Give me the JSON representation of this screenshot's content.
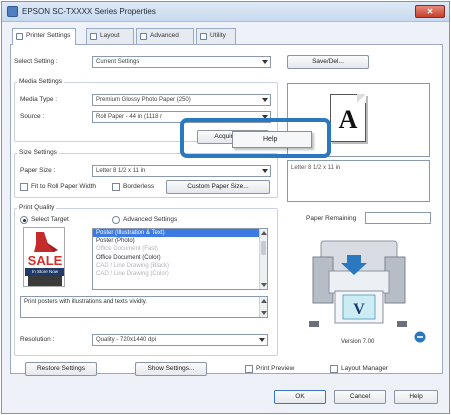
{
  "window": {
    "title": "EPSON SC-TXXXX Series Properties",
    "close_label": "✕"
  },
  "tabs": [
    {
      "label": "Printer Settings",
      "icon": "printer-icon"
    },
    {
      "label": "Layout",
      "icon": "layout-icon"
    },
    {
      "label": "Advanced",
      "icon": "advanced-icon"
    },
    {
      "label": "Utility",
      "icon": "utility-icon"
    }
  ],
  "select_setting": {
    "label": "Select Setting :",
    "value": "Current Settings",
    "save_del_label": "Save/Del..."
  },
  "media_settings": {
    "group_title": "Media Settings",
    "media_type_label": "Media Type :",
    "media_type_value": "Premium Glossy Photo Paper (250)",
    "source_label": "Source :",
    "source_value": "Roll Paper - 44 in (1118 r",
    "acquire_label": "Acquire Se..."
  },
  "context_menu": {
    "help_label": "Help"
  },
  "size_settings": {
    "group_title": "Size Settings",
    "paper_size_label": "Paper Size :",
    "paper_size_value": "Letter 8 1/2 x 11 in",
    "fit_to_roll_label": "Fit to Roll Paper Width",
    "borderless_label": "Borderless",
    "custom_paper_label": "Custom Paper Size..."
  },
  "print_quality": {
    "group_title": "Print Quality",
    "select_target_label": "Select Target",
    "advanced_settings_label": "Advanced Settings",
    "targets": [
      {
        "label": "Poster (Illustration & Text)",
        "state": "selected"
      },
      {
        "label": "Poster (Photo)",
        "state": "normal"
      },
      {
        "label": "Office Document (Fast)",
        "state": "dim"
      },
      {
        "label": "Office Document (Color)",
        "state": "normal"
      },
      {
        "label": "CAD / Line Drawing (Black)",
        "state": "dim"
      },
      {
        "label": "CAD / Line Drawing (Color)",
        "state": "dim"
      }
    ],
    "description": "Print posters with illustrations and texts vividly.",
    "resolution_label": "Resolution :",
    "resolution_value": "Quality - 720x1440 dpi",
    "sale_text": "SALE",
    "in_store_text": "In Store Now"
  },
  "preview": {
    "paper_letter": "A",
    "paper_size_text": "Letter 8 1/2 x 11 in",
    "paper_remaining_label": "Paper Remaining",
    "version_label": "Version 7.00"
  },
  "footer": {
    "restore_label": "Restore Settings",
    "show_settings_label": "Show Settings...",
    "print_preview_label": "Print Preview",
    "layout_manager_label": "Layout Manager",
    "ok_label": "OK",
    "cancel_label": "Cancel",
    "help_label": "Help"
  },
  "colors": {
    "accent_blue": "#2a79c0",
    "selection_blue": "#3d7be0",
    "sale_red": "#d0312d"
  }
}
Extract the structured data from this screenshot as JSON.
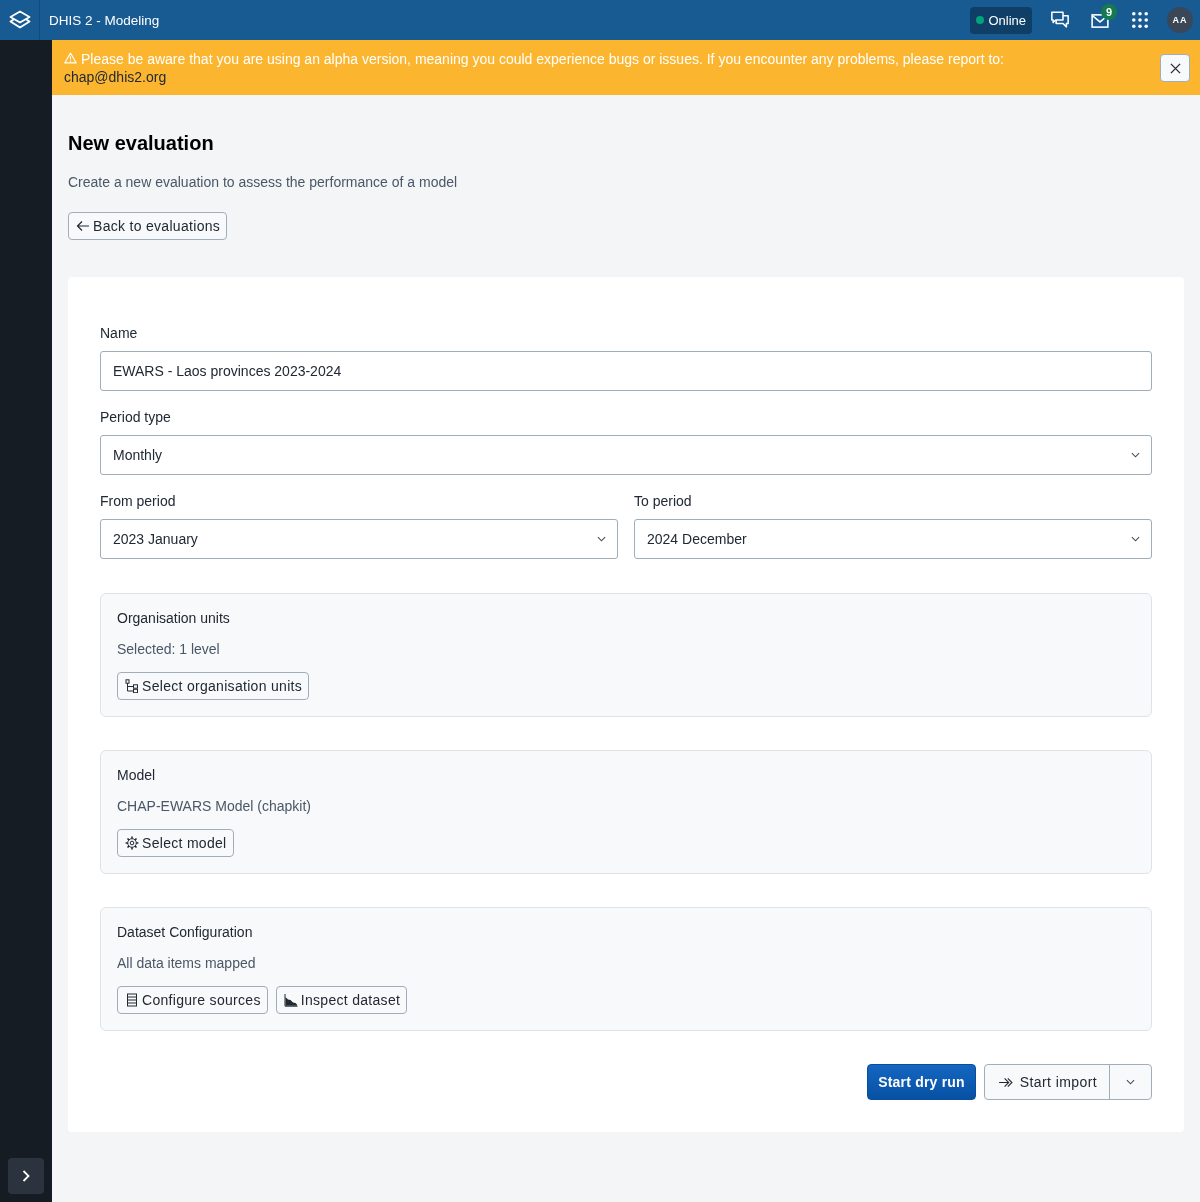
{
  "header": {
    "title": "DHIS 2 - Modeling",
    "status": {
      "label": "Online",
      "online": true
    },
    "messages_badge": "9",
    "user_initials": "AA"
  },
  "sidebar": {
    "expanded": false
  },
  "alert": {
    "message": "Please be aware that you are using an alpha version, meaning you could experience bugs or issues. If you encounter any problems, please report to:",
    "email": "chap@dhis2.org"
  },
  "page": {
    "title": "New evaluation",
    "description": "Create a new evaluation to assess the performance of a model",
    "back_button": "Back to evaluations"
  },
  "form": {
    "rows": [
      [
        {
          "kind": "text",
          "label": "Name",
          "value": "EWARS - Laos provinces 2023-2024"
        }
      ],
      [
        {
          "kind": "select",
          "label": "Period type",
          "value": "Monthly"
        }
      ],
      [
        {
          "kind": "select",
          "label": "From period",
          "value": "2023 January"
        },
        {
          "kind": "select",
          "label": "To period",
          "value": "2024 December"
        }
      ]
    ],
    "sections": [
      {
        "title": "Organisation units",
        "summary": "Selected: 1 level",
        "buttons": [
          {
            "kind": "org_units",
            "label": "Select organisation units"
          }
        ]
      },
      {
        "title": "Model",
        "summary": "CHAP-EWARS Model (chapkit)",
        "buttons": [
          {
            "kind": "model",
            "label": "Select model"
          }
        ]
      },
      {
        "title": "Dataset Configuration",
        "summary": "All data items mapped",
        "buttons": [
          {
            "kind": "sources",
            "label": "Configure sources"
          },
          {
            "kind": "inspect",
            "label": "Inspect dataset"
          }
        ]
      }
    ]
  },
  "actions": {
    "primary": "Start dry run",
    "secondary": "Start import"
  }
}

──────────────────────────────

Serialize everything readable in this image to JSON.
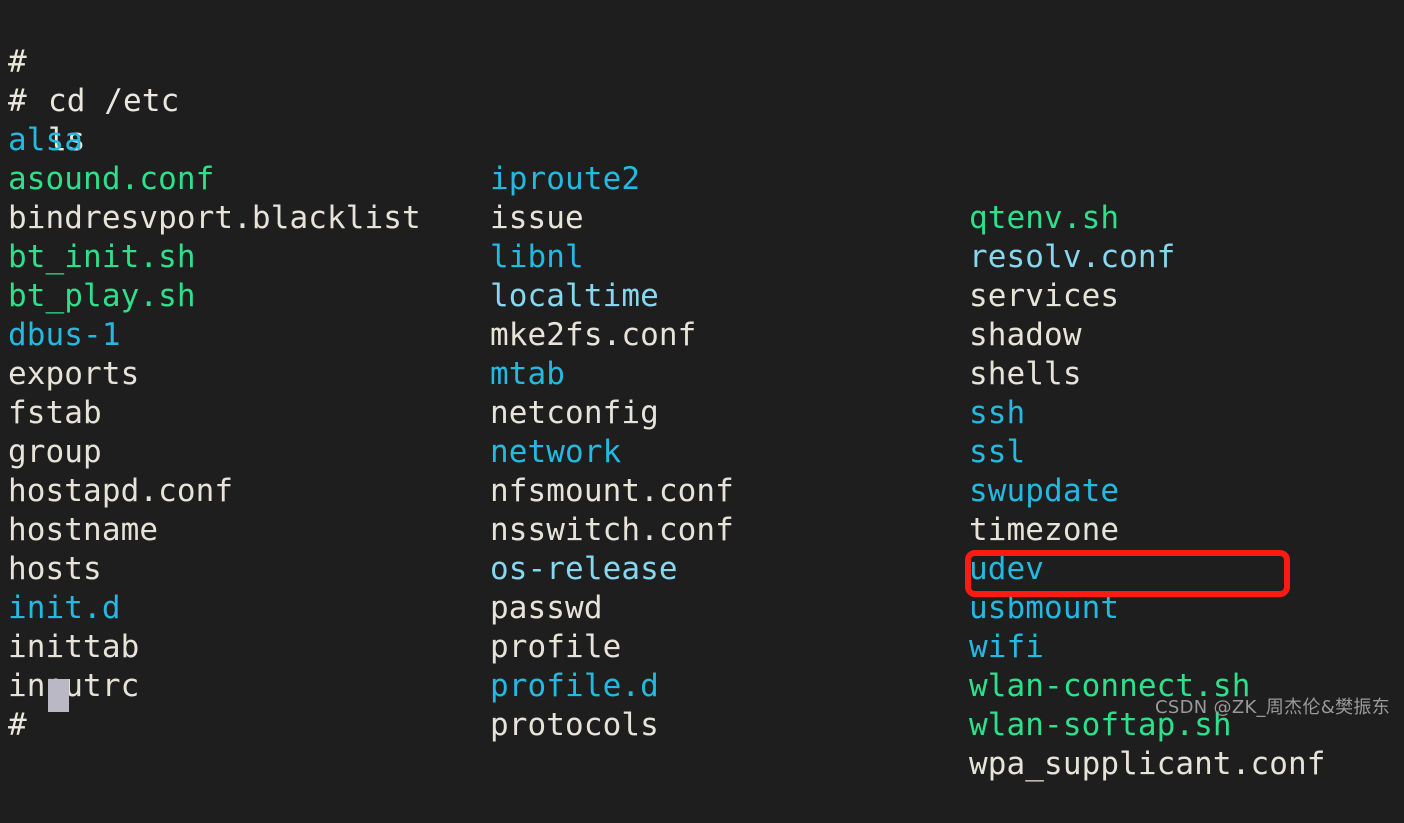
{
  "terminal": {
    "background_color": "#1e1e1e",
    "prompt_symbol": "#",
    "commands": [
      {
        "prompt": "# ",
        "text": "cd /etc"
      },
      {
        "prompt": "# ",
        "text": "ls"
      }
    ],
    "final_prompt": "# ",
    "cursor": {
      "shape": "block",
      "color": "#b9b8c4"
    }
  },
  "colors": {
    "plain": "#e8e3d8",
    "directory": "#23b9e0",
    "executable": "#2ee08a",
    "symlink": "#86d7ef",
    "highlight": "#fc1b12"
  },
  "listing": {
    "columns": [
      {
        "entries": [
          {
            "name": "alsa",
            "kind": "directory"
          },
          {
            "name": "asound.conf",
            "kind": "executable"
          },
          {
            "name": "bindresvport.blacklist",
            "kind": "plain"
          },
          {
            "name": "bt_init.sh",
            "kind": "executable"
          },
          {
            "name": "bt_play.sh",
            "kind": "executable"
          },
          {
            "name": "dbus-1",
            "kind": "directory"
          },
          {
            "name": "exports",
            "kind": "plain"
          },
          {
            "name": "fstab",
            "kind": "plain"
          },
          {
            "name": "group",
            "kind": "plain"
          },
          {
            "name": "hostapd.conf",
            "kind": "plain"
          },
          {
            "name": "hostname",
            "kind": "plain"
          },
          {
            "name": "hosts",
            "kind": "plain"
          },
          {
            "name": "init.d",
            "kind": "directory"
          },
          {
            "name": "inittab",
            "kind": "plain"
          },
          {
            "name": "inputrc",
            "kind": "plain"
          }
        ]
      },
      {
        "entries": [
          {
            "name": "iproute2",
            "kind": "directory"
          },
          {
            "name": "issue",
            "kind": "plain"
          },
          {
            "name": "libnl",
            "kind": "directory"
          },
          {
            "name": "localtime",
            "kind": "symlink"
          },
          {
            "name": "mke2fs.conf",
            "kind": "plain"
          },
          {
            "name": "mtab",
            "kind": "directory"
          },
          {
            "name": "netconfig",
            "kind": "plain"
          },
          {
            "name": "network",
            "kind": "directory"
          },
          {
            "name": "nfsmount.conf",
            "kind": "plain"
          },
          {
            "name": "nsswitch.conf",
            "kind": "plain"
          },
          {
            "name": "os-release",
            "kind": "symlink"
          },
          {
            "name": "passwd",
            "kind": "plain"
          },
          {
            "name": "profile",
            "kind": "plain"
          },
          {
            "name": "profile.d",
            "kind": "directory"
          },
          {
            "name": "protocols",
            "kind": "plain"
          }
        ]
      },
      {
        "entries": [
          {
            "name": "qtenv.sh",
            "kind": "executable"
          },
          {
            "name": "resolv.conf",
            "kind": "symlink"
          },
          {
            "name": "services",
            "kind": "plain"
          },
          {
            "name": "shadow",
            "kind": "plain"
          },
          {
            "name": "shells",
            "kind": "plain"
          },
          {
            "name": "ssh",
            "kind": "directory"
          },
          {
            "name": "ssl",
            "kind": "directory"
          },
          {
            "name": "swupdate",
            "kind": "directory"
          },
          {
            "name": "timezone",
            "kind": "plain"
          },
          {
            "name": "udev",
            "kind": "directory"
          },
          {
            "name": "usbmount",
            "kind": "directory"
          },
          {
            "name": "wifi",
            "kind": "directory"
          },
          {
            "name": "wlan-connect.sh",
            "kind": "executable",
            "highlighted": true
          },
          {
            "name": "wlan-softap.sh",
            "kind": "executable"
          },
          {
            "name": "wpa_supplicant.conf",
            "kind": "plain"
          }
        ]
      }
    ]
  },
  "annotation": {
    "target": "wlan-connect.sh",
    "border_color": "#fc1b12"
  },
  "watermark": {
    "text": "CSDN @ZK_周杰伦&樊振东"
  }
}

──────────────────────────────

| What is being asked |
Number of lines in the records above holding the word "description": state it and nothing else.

| Task result |
2